» **PROBLEM DESCRIPTION**
Faithfully repeat all of the records, as they are written below.

» **DATA RECORDS**
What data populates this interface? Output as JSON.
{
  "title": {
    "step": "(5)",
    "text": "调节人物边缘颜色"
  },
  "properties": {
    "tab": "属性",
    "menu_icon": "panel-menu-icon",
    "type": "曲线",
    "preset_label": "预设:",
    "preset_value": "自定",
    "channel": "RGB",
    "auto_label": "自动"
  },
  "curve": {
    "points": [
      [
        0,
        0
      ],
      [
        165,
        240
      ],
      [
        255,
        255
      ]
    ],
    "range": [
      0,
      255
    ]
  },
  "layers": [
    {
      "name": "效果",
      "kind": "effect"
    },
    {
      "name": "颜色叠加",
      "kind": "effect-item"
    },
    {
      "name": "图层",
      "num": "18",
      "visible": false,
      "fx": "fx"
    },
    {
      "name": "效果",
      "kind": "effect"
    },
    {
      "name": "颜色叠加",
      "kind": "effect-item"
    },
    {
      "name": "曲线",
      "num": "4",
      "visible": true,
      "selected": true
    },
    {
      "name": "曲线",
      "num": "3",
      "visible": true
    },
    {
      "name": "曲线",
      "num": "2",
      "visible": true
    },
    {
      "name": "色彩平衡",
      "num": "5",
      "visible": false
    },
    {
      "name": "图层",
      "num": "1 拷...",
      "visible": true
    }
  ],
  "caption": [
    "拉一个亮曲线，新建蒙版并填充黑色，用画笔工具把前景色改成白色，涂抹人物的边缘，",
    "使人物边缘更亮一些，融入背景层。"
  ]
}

» **RESPONSE BELOW**
What data populates this interface? Output as JSON.
{
  "title": {
    "step": "(5)",
    "text": "调节人物边缘颜色"
  },
  "properties": {
    "tab": "属性",
    "menu_icon": "panel-menu-icon",
    "type": "曲线",
    "preset_label": "预设:",
    "preset_value": "自定",
    "channel": "RGB",
    "auto_label": "自动"
  },
  "curve": {
    "points": [
      [
        0,
        0
      ],
      [
        165,
        240
      ],
      [
        255,
        255
      ]
    ],
    "range": [
      0,
      255
    ]
  },
  "layers": [
    {
      "name": "效果",
      "kind": "effect"
    },
    {
      "name": "颜色叠加",
      "kind": "effect-item"
    },
    {
      "name": "图层",
      "num": "18",
      "visible": false,
      "fx": "fx"
    },
    {
      "name": "效果",
      "kind": "effect"
    },
    {
      "name": "颜色叠加",
      "kind": "effect-item"
    },
    {
      "name": "曲线",
      "num": "4",
      "visible": true,
      "selected": true
    },
    {
      "name": "曲线",
      "num": "3",
      "visible": true
    },
    {
      "name": "曲线",
      "num": "2",
      "visible": true
    },
    {
      "name": "色彩平衡",
      "num": "5",
      "visible": false
    },
    {
      "name": "图层",
      "num": "1 拷...",
      "visible": true
    }
  ],
  "caption": [
    "拉一个亮曲线，新建蒙版并填充黑色，用画笔工具把前景色改成白色，涂抹人物的边缘，",
    "使人物边缘更亮一些，融入背景层。"
  ]
}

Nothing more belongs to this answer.